2)    Title 49 CFR regulates pressure cylinders removed from U.S.‑registered aircraft and requires testing of the cylinders for requalification under the requirements of 49 CFR. Title 49 CFR requires these cylinders to be requalified on a calendar-time basis. Requirements specific to a cylinder may be found in 49 CFR part 180, §§ 180.3, 180.205, and 180.209, and other CFR parts. The 49 CFR cylinder requalification process contains specific requirements, including a hydrostatic test. However, a hydrostatic test alone does not satisfy the 49 CFR cylinder requalification requirements.
3)    Maintenance providers may not install cylinders in a U.S. registered aircraft certificated in any category if the cylinders are not approved, qualified, and/or requalified under 49 CFR.

3-4549    PROCEDURES.

A.    High-Pressure Cylinders Maintenance Program Requirement. Each operator of a U.S.‑registered aircraft must have maintenance and recordkeeping procedures consistent with its particular regulatory requirements for each high-pressure cylinder installed on the aircraft.

1)    Operators should develop procedures to ensure that maintenance providers do not fill or service these cylinders after they have reached the time when the 49 CFR requalification requirements are due.
2)    The maintenance program will include pre-installation instructions to inspect the cylinders prior to aircraft installation for serviceability. Maintenance personnel must reject damaged cylinders for installation per 49 CFR, as this affects cylinder integrity to retain high pressure, which would impose a hazard.
3)    Title 49 CFR § 180.205(c) provides that a cylinder may be requalified at any time during or before the month and year that the requalification is due.
4)    A cylinder filled and installed in the aircraft before the requalification becomes due may remain in service until the cylinder is removed from the aircraft.
5)    A cylinder may not remain in service beyond the life limits established by the airframe or cylinder manufacturer.
6)    A cylinder with a specified service life may not be refilled and offered for transportation after its authorized service life has expired.

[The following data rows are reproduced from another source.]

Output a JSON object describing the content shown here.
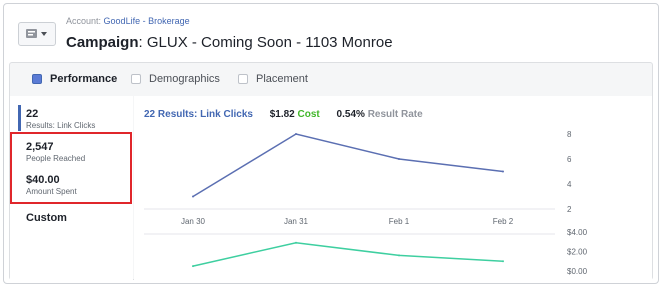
{
  "account_prefix": "Account:",
  "account_name": "GoodLife - Brokerage",
  "campaign_label": "Campaign",
  "campaign_name": "GLUX - Coming Soon - 1103 Monroe",
  "tabs": [
    {
      "label": "Performance",
      "active": true
    },
    {
      "label": "Demographics",
      "active": false
    },
    {
      "label": "Placement",
      "active": false
    }
  ],
  "sidebar": {
    "items": [
      {
        "value": "22",
        "label": "Results: Link Clicks"
      },
      {
        "value": "2,547",
        "label": "People Reached"
      },
      {
        "value": "$40.00",
        "label": "Amount Spent"
      }
    ],
    "custom_label": "Custom"
  },
  "metrics": {
    "results_value": "22",
    "results_label": "Results: Link Clicks",
    "cost_value": "$1.82",
    "cost_label": "Cost",
    "rate_value": "0.54%",
    "rate_label": "Result Rate"
  },
  "colors": {
    "results_line": "#5b6fb2",
    "cost_line": "#3ecfa0",
    "highlight": "#e0262b",
    "accent": "#4267b2"
  },
  "chart_data": [
    {
      "type": "line",
      "x": [
        "Jan 30",
        "Jan 31",
        "Feb 1",
        "Feb 2"
      ],
      "series": [
        {
          "name": "Results: Link Clicks",
          "values": [
            3,
            8,
            6,
            5
          ]
        }
      ],
      "yticks": [
        "8",
        "6",
        "4",
        "2"
      ],
      "ylim": [
        2,
        8
      ]
    },
    {
      "type": "line",
      "x": [
        "Jan 30",
        "Jan 31",
        "Feb 1",
        "Feb 2"
      ],
      "series": [
        {
          "name": "Cost",
          "values": [
            0.5,
            2.9,
            1.6,
            1.0
          ]
        }
      ],
      "yticks": [
        "$4.00",
        "$2.00",
        "$0.00"
      ],
      "ylim": [
        0,
        4
      ]
    }
  ]
}
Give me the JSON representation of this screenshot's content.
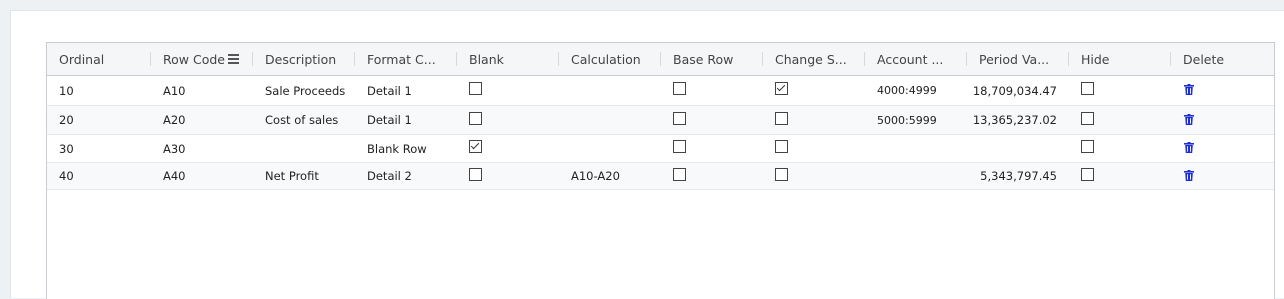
{
  "columns": [
    {
      "key": "ordinal",
      "label": "Ordinal"
    },
    {
      "key": "row_code",
      "label": "Row Code"
    },
    {
      "key": "description",
      "label": "Description"
    },
    {
      "key": "format",
      "label": "Format C..."
    },
    {
      "key": "blank",
      "label": "Blank"
    },
    {
      "key": "calculation",
      "label": "Calculation"
    },
    {
      "key": "base_row",
      "label": "Base Row"
    },
    {
      "key": "change_sign",
      "label": "Change S..."
    },
    {
      "key": "account",
      "label": "Account ..."
    },
    {
      "key": "period_value",
      "label": "Period Va..."
    },
    {
      "key": "hide",
      "label": "Hide"
    },
    {
      "key": "delete",
      "label": "Delete"
    }
  ],
  "rows": [
    {
      "ordinal": "10",
      "row_code": "A10",
      "description": "Sale Proceeds",
      "format": "Detail 1",
      "blank": false,
      "calculation": "",
      "base_row": false,
      "change_sign": true,
      "account": "4000:4999",
      "period_value": "18,709,034.47",
      "hide": false
    },
    {
      "ordinal": "20",
      "row_code": "A20",
      "description": "Cost of sales",
      "format": "Detail 1",
      "blank": false,
      "calculation": "",
      "base_row": false,
      "change_sign": false,
      "account": "5000:5999",
      "period_value": "13,365,237.02",
      "hide": false
    },
    {
      "ordinal": "30",
      "row_code": "A30",
      "description": "",
      "format": "Blank Row",
      "blank": true,
      "calculation": "",
      "base_row": false,
      "change_sign": false,
      "account": "",
      "period_value": "",
      "hide": false
    },
    {
      "ordinal": "40",
      "row_code": "A40",
      "description": "Net Profit",
      "format": "Detail 2",
      "blank": false,
      "calculation": "A10-A20",
      "base_row": false,
      "change_sign": false,
      "account": "",
      "period_value": "5,343,797.45",
      "hide": false
    }
  ],
  "icons": {
    "column_menu": "menu-lines-icon",
    "delete": "trash-icon"
  },
  "colors": {
    "delete_icon": "#1f2fd6",
    "header_bg": "#f5f6f7",
    "alt_row_bg": "#f7f9fb"
  }
}
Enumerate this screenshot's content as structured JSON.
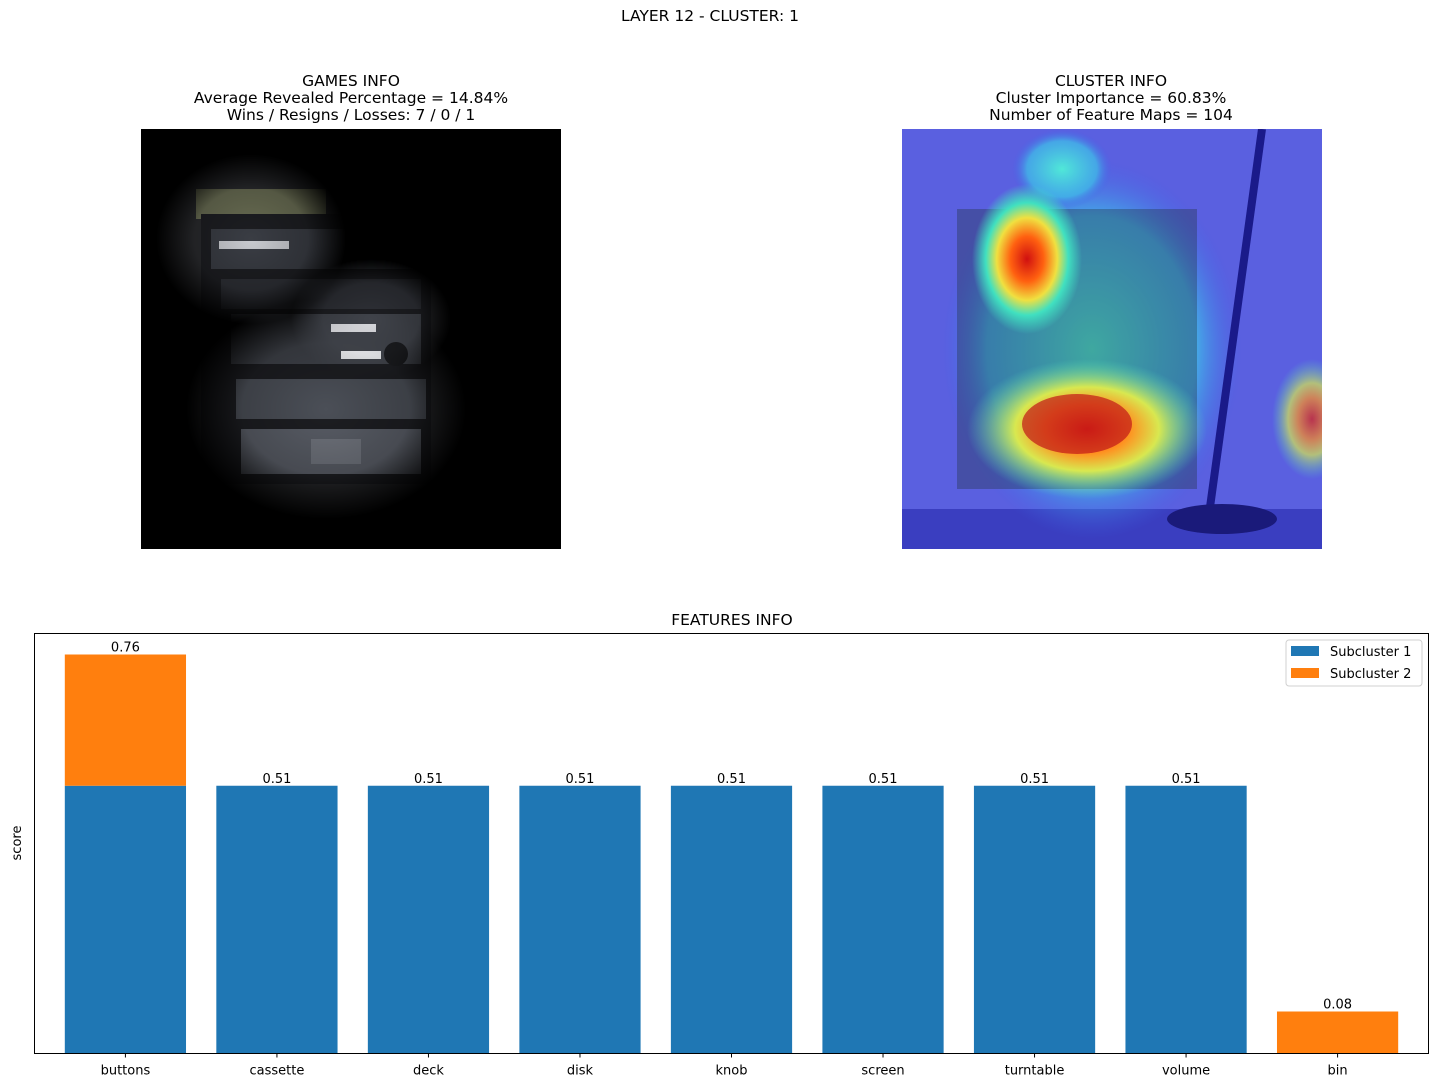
{
  "suptitle": "LAYER 12 - CLUSTER: 1",
  "games_info": {
    "title": "GAMES INFO",
    "line1": "Average Revealed Percentage = 14.84%",
    "line2": "Wins / Resigns / Losses: 7 / 0 / 1"
  },
  "cluster_info": {
    "title": "CLUSTER INFO",
    "line1": "Cluster Importance = 60.83%",
    "line2": "Number of Feature Maps = 104"
  },
  "colors": {
    "subcluster_1": "#1f77b4",
    "subcluster_2": "#ff7f0e"
  },
  "chart_data": {
    "type": "bar",
    "stacked": true,
    "title": "FEATURES INFO",
    "xlabel": "",
    "ylabel": "score",
    "ylim": [
      0,
      0.8
    ],
    "y_ticks_shown": false,
    "categories": [
      "buttons",
      "cassette",
      "deck",
      "disk",
      "knob",
      "screen",
      "turntable",
      "volume",
      "bin"
    ],
    "series": [
      {
        "name": "Subcluster 1",
        "values": [
          0.51,
          0.51,
          0.51,
          0.51,
          0.51,
          0.51,
          0.51,
          0.51,
          0
        ]
      },
      {
        "name": "Subcluster 2",
        "values": [
          0.25,
          0,
          0,
          0,
          0,
          0,
          0,
          0,
          0.08
        ]
      }
    ],
    "totals": [
      0.76,
      0.51,
      0.51,
      0.51,
      0.51,
      0.51,
      0.51,
      0.51,
      0.08
    ],
    "total_labels": [
      "0.76",
      "0.51",
      "0.51",
      "0.51",
      "0.51",
      "0.51",
      "0.51",
      "0.51",
      "0.08"
    ],
    "legend": {
      "position": "top-right",
      "entries": [
        "Subcluster 1",
        "Subcluster 2"
      ]
    },
    "grid": false
  }
}
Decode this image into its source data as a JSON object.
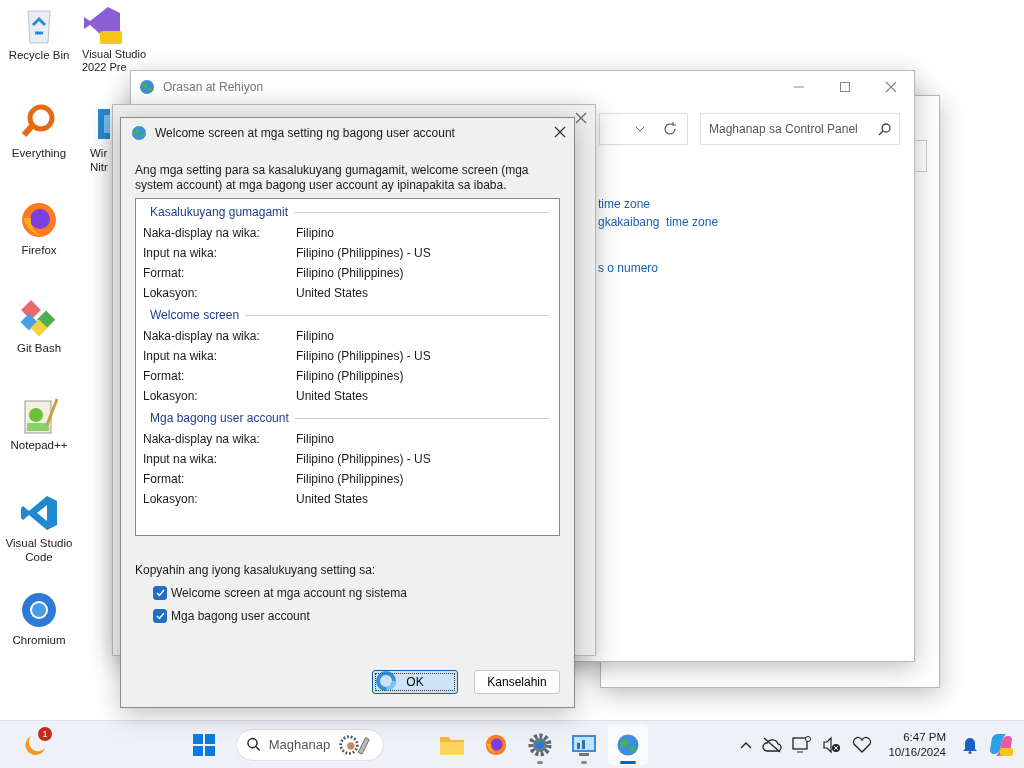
{
  "desktop_icons": [
    {
      "kind": "recycle",
      "label": "Recycle Bin"
    },
    {
      "kind": "everything",
      "label": "Everything"
    },
    {
      "kind": "firefox",
      "label": "Firefox"
    },
    {
      "kind": "gitbash",
      "label": "Git Bash"
    },
    {
      "kind": "notepad",
      "label": "Notepad++"
    },
    {
      "kind": "vscode",
      "label": "Visual Studio Code"
    },
    {
      "kind": "chromium",
      "label": "Chromium"
    },
    {
      "kind": "vs",
      "label": "Visual Studio 2022 Pre"
    },
    {
      "kind": "box",
      "label": "Wir Nitr"
    }
  ],
  "control_panel_window": {
    "title": "Orasan at Rehiyon",
    "search": {
      "placeholder": "Maghanap sa Control Panel"
    },
    "links": [
      "time zone",
      "gkakaibang  time zone",
      "s o numero"
    ]
  },
  "dialog": {
    "title": "Welcome screen at mga setting ng bagong user account",
    "description": "Ang mga setting para sa kasalukuyang gumagamit, welcome screen (mga system account) at mga bagong user account ay ipinapakita sa ibaba.",
    "groups": [
      {
        "title": "Kasalukuyang gumagamit",
        "rows": [
          {
            "label": "Naka-display na wika:",
            "value": "Filipino"
          },
          {
            "label": "Input na wika:",
            "value": "Filipino (Philippines) - US"
          },
          {
            "label": "Format:",
            "value": "Filipino (Philippines)"
          },
          {
            "label": "Lokasyon:",
            "value": "United States"
          }
        ]
      },
      {
        "title": "Welcome screen",
        "rows": [
          {
            "label": "Naka-display na wika:",
            "value": "Filipino"
          },
          {
            "label": "Input na wika:",
            "value": "Filipino (Philippines) - US"
          },
          {
            "label": "Format:",
            "value": "Filipino (Philippines)"
          },
          {
            "label": "Lokasyon:",
            "value": "United States"
          }
        ]
      },
      {
        "title": "Mga bagong user account",
        "rows": [
          {
            "label": "Naka-display na wika:",
            "value": "Filipino"
          },
          {
            "label": "Input na wika:",
            "value": "Filipino (Philippines) - US"
          },
          {
            "label": "Format:",
            "value": "Filipino (Philippines)"
          },
          {
            "label": "Lokasyon:",
            "value": "United States"
          }
        ]
      }
    ],
    "copy_label": "Kopyahin ang iyong kasalukuyang setting sa:",
    "checkboxes": [
      {
        "label": "Welcome screen at mga account ng sistema",
        "checked": true
      },
      {
        "label": "Mga bagong user account",
        "checked": true
      }
    ],
    "buttons": [
      {
        "label": "OK",
        "selected": true
      },
      {
        "label": "Kanselahin",
        "selected": false
      }
    ]
  },
  "taskbar": {
    "widget_badge": "1",
    "search": {
      "placeholder": "Maghanap"
    },
    "apps": [
      {
        "kind": "explorer",
        "running": false,
        "selected": false
      },
      {
        "kind": "firefox",
        "running": false,
        "selected": false
      },
      {
        "kind": "settings",
        "running": true,
        "selected": false
      },
      {
        "kind": "controlpanel",
        "running": true,
        "selected": false
      },
      {
        "kind": "globe",
        "running": true,
        "selected": true
      }
    ],
    "time": "6:47 PM",
    "date": "10/16/2024"
  }
}
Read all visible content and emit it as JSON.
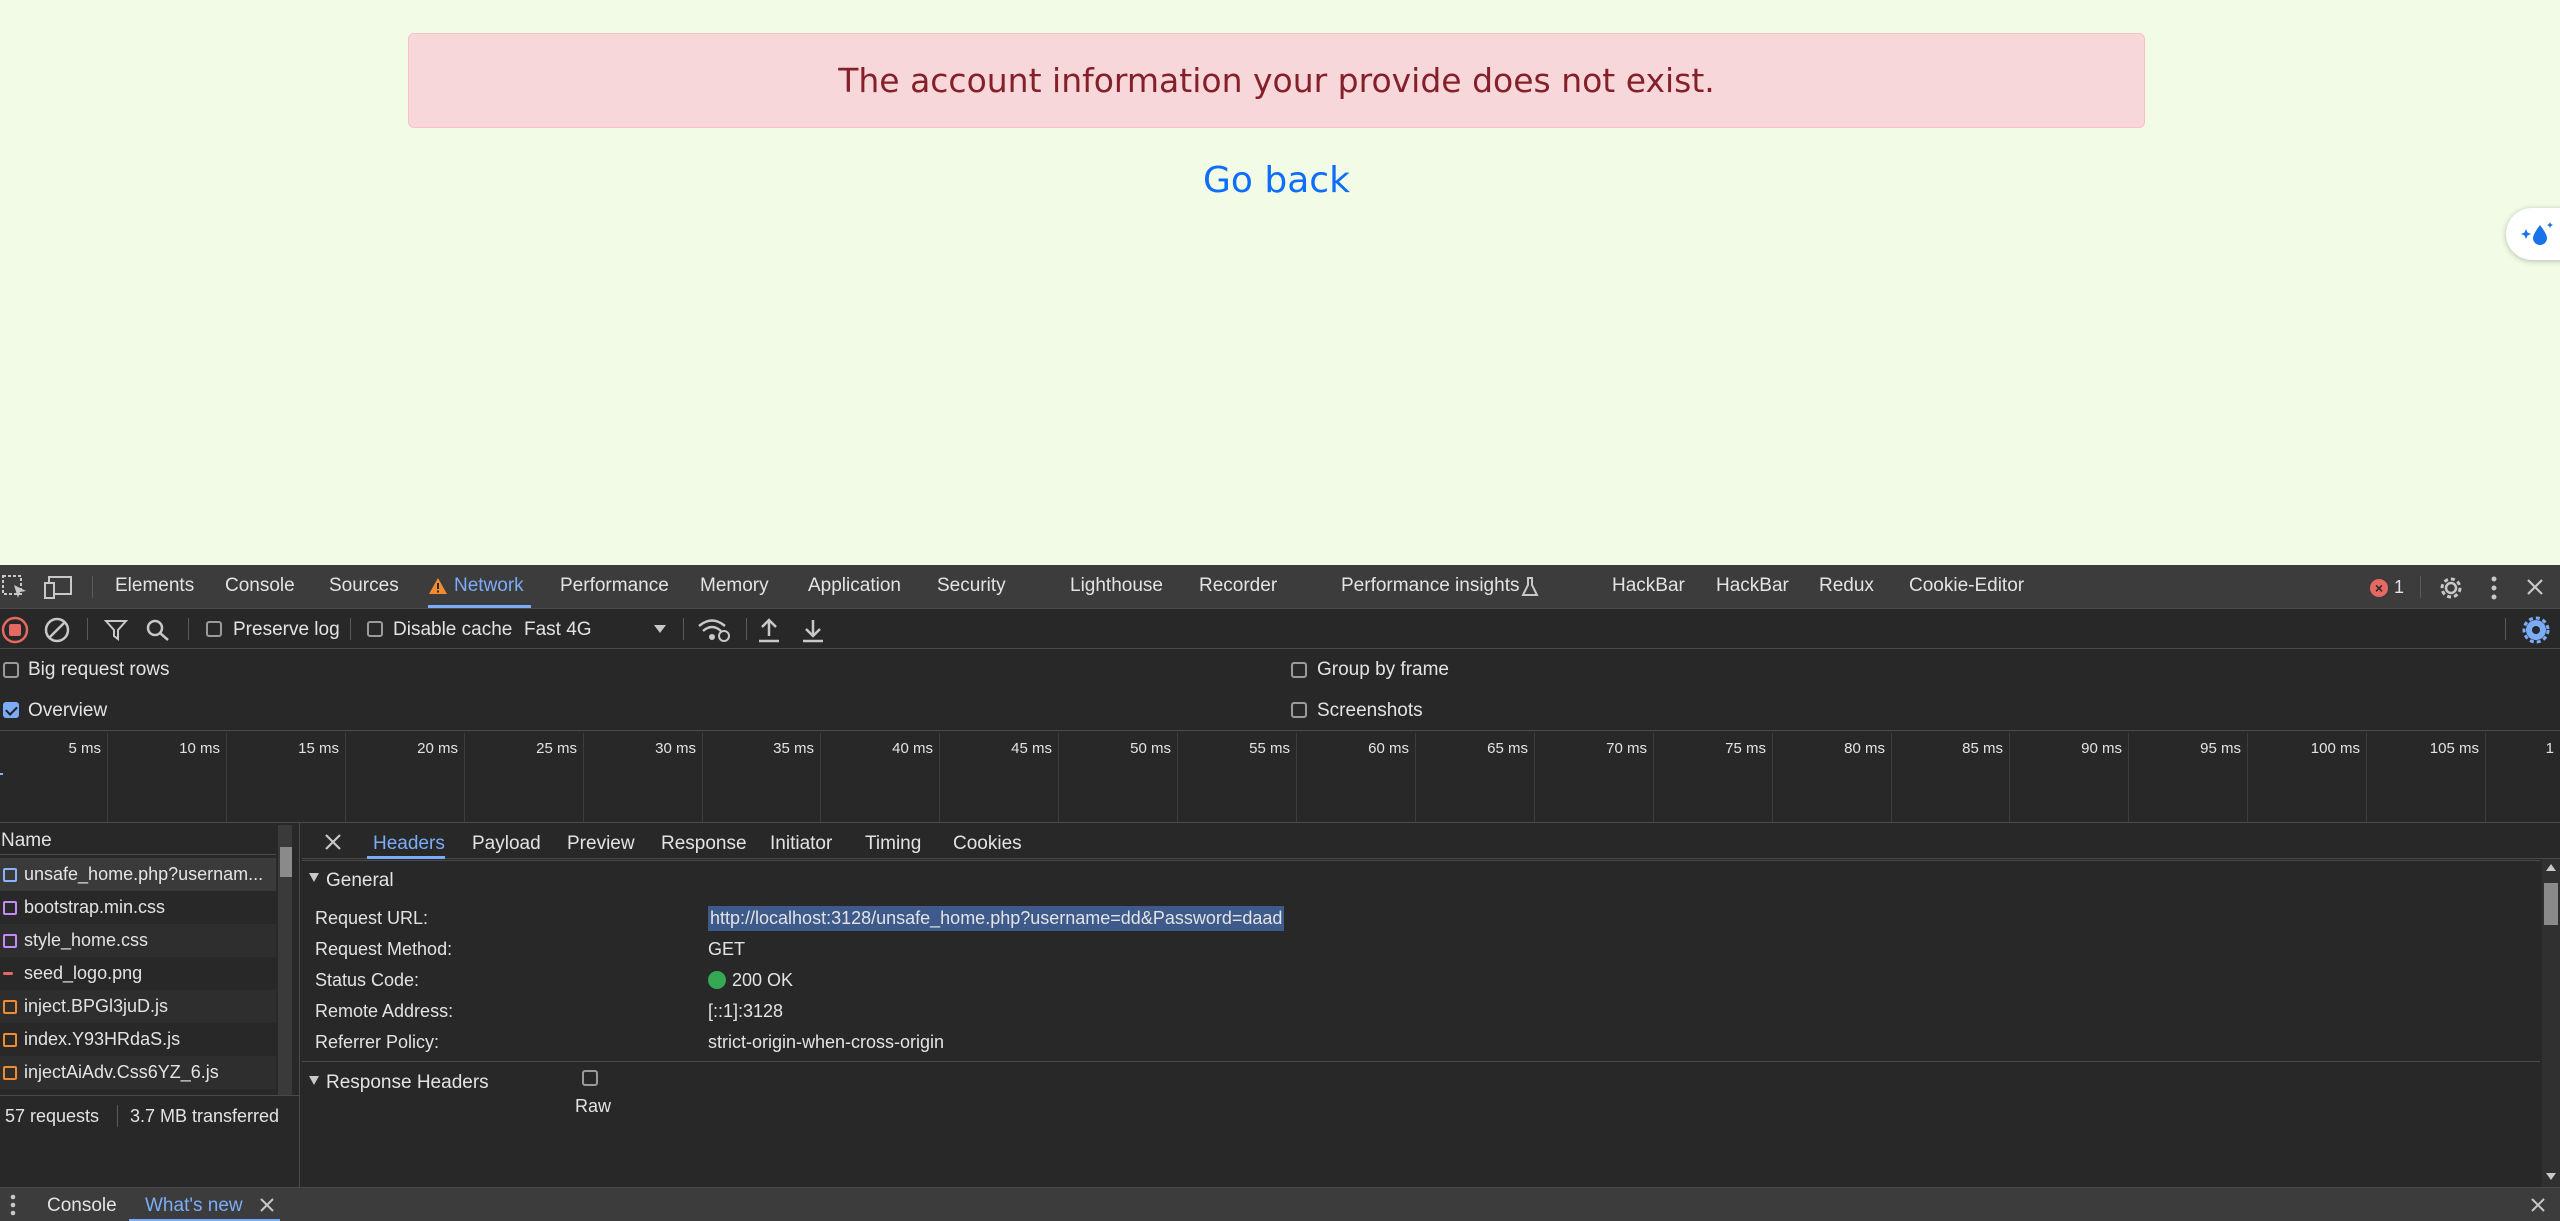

NOTE:  Title 14 CFR provides for the continued airworthiness of the high‑pressure cylinders through the maintenance instructions provided by the manufacturer of the aircraft. Those instructions will often refer to an accessory, instrument, or equipment manufacturer as the source of this information if the applicant shows that the item has an exceptionally high degree of complexity requiring specialized maintenance techniques, test equipment, or expertise.

B.    High‑Pressure Cylinders Not DOT‑Qualified Under 49 CFR. All high‑pressure cylinders will meet the requirements and certification standards of 49 CFR. Those cylinders not meeting those standards must not be installed on aircraft and must be replaced if installed.

C.    High‑Pressure Cylinders Not DOT‑Qualified Under 49 CFR and Operator Noncompliance.

1)    Since Flight Standards Service does not enforce the HMR, contact the enforcement section of the PHMSA Regional Office (RO) that covers the location.
Indicates new/changed information.
2)    For PHMSA ROs, refer to http://www.phmsa.dot.gov/about-phmsa/offices.

3-4550    FUTURE ACTIVITIES. None.

RESERVED. Paragraphs 3-4551 through 3-4563.